Memories and healthy recipes for your dinner table.

Aunt Ruth’s Sour Cream Pound Cake

This week my son requested pound cake for dessert. I was surprised to find I have yet to post the recipe for my Aunt’s Sour Cream Pound Cake. My Aunt always had a round of her famous sour cream pound cake tucked away under the lid of the cake dome. I know I gush a lot over my great Aunt Ruth. She is an amazing woman. She is a strong classy lady with loads of common sense wisdom.

My Aunt Ruth can farm and hunt with the best of tom boys; yet, she can done a gown and ballroom dance with a regal air. She has the purest heart. She never gossips or speaks ill of anyone. She believes in the saying “if you can’t say something nice do not say anything at all.” So you will find she does not talk too much. When she does she has so many adventurous stories to tell. My Great Aunt Ruth was unable to have children of her own but she was a loving mother to many. You can’t help but love her. She has an infectious smile with a down to earth personality. She is the most amazing cook too. Her meals are simple. No fluff. Just simple fresh ingredients.

My Aunt Ruth always served her pound cake with fresh chopped strawberries. The strawberries were tossed with sugar to draw out the juices to create a syrup. She always had pint sized containers of fresh picked strawberries and blueberries in the freezer ready to top pound cake or be made into a cobbler.

Pound cakes get their name from the weight of the ingredients used: a pound of butter, a pound of flour, a pound of sugar and a pound of eggs. Always try to use the freshest good quality ingredients when preparing pound cake. Because pound gets the majority of its flavor from the butter there is no substitute for real butter. Use a low protein flour such as Pillsbury or a cake flour to keep the crumb tender.

Pound cakes do not use baking powder to give them rise. Instead they rely on the power of eggs and whipped air incorporated into the batter during the creaming and addition of the eggs. Over mixing the batter can result in a dense crumbly cake rather than a lighter moist version. In this recipe the butter, butter-sugar mixture, dry ingredients and egg whites are all whipped separately before combining them. It is equally important to mix each stage properly.

2 sticks butter, room temperature but still cool
2 3/4 cup sugar
6 large eggs, separated, room temperature
1 cup sour cream or plain yogurt, room temperature but still cool
3 cups all-purpose flour
1/2 tsp salt
1/4 teaspoon baking soda
2 teaspoons vanilla
1/2 tsp lemon flavoring (optional)

Preheat oven to 325 degrees F. Grease and flour the bottom, sides and cone of a 10-inch tube pan.

In a large mixing bowl, cream the butter on medium speed until smooth and creamy. Add the sugar; cream until light colored and fluffy. About 5-7 minutes.

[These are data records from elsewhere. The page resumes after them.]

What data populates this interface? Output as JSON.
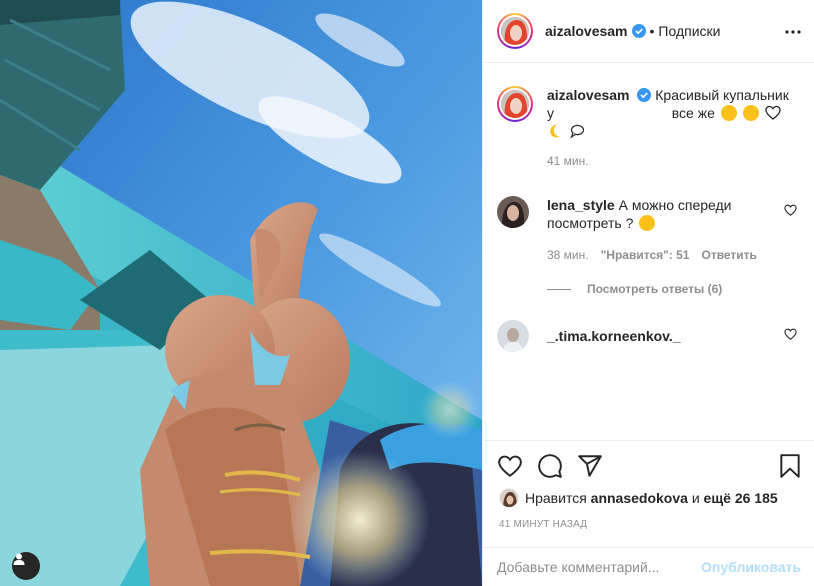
{
  "header": {
    "username": "aizalovesam",
    "dot": "•",
    "follow_label": "Подписки",
    "more_icon": "more-horizontal-icon"
  },
  "caption": {
    "username": "aizalovesam",
    "text_line1": "Красивый купальник",
    "text_line2_start": "у",
    "text_line2_end": "все же",
    "time": "41 мин."
  },
  "comments": [
    {
      "username": "lena_style",
      "text": "А можно спереди посмотреть ?",
      "time": "38 мин.",
      "likes": "\"Нравится\": 51",
      "reply_label": "Ответить",
      "view_replies": "Посмотреть ответы (6)"
    },
    {
      "username": "_.tima.korneenkov._"
    }
  ],
  "actions": {
    "liked_by_prefix": "Нравится",
    "liked_by_user": "annasedokova",
    "liked_by_suffix": "и",
    "liked_by_more": "ещё 26 185",
    "timestamp": "41 МИНУТ НАЗАД"
  },
  "add_comment": {
    "placeholder": "Добавьте комментарий...",
    "publish_label": "Опубликовать"
  },
  "colors": {
    "text": "#262626",
    "muted": "#8e8e8e",
    "verified": "#3897f0",
    "publish_disabled": "#b2dffc"
  }
}
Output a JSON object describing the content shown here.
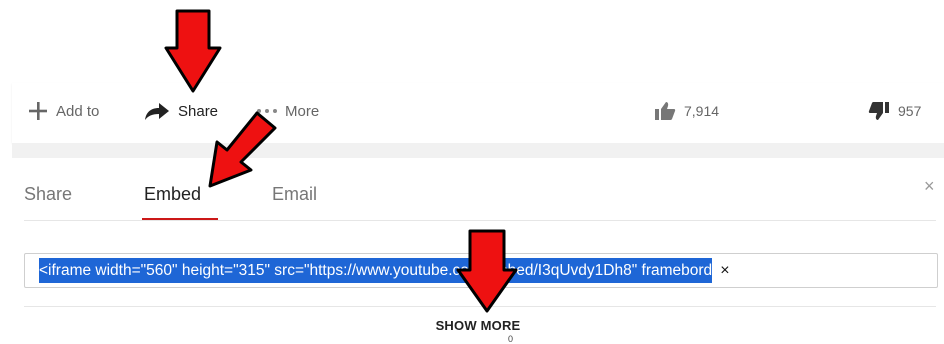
{
  "actions": {
    "add_to": "Add to",
    "share": "Share",
    "more": "More",
    "likes": "7,914",
    "dislikes": "957"
  },
  "share_panel": {
    "tabs": [
      "Share",
      "Embed",
      "Email"
    ],
    "active_tab": "Embed",
    "close": "×",
    "embed_code": "<iframe width=\"560\" height=\"315\" src=\"https://www.youtube.com/embed/I3qUvdy1Dh8\" framebord",
    "clear": "×",
    "show_more": "SHOW MORE",
    "show_more_glyph": "0"
  },
  "colors": {
    "arrow": "#ee1111",
    "selection": "#1e66d6",
    "active_underline": "#cc1818"
  },
  "icons": [
    "plus-icon",
    "share-arrow-icon",
    "more-dots-icon",
    "thumbs-up-icon",
    "thumbs-down-icon",
    "close-icon"
  ]
}
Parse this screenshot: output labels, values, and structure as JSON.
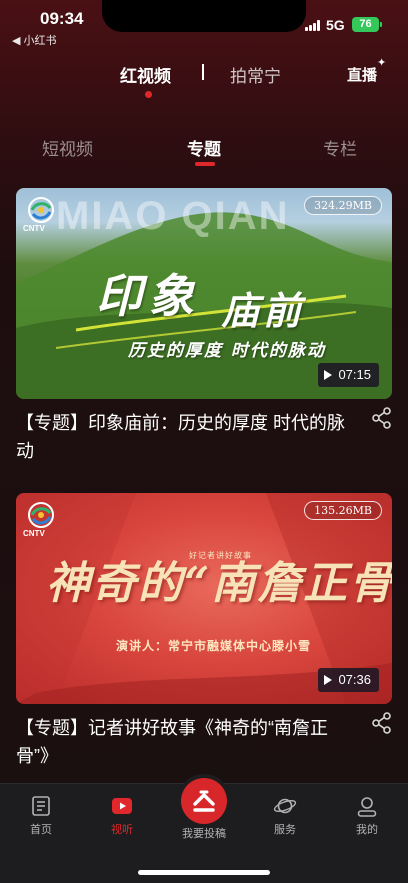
{
  "status_bar": {
    "time": "09:34",
    "back_app": "◀ 小红书",
    "network": "5G",
    "battery": "76"
  },
  "top_tabs": {
    "primary": "红视频",
    "secondary": "拍常宁",
    "live": "直播"
  },
  "sub_tabs": [
    {
      "label": "短视频",
      "active": false
    },
    {
      "label": "专题",
      "active": true
    },
    {
      "label": "专栏",
      "active": false
    }
  ],
  "cards": [
    {
      "thumb_title_line1": "印象",
      "thumb_title_line2": "庙前",
      "thumb_subtitle": "历史的厚度 时代的脉动",
      "thumb_watermark": "MIAO QIAN",
      "logo_text": "CNTV",
      "size": "324.29MB",
      "duration": "07:15",
      "title": "【专题】印象庙前：历史的厚度 时代的脉动"
    },
    {
      "thumb_kicker": "好记者讲好故事",
      "thumb_title": "神奇的“南詹正骨”",
      "thumb_speaker": "演讲人：常宁市融媒体中心滕小雪",
      "logo_text": "CNTV",
      "size": "135.26MB",
      "duration": "07:36",
      "title": "【专题】记者讲好故事《神奇的“南詹正骨”》"
    }
  ],
  "bottom_nav": [
    {
      "label": "首页",
      "icon": "home-doc-icon",
      "active": false
    },
    {
      "label": "视听",
      "icon": "video-play-icon",
      "active": true
    },
    {
      "label": "我要投稿",
      "icon": "upload-icon",
      "active": false
    },
    {
      "label": "服务",
      "icon": "planet-icon",
      "active": false
    },
    {
      "label": "我的",
      "icon": "user-icon",
      "active": false
    }
  ],
  "colors": {
    "accent": "#e0282c",
    "background": "#1a1010"
  }
}
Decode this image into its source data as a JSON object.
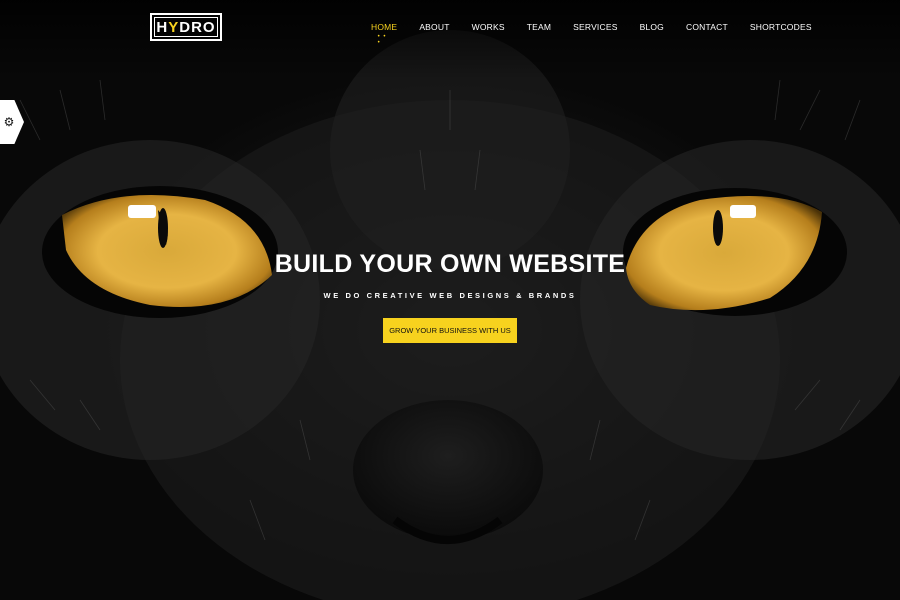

**Do not stop beating sugar and butter too early. Continue beating until the mixture is light in color and fluffy not stiff and dull.**

Whip egg whites until just stiff. (about 2-3 minutes with a mixer) Add the eggs to the butter mixture one at a time, alternating egg yolk then some egg white.

**Do not over mix each addition. Mix in each egg addition just until the color of the egg yolk or egg white disappears.**

In a small bowl sift the flour, salt and baking soda. Using a large spatula, fold the flour mixture into the egg mixture alternating sour cream then flour; mixing until just combined. Add the vanilla and lemon; fold in until incorporated.

Pour the mixture into a greased and floured 10-inch tube pan. Bake for 1 hour 20 minutes. Remove from oven and let cool in the pan for 15-20 minutes. Remove the cake from the pan to finish cooling on a wire rack.

To serve: top cake with glaze and a dusting of powdered sugar. Or omit the glaze and dust with powdered sugar. Serve with sliced berries, ice cream or whipped cream.

Glaze: Beat the following ingredients together until smooth and creamy.
8 ounce package cream cheese
2 tablespoons butter
1/2 box powder sugar
1/2 tsp vanilla

**Tips:
— Try to use a lighter aluminum tube pan. The darker pans tend to darken the sides and bottom of the cake more.
— Bake by instinct not time. Watch the cake at about the 1 hour mark. Test for doneness by pressing on the top. If it feels firm and bounces back the cake may be done. If it jiggles or feels fragile under pressure it is not done.
— If the cake is browning too fast cover the top with aluminum foil and place pan on a baking sheet. This will insulate the cake from further direct heat.
— Weather and ovens vary the end result of baked goods.
— There is no substitute for lemon extract. Lemon juice contains acids while the extract has more of an essential oil base. You could try a tablespoon of lemon zest, if in a pinch, added to the glaze.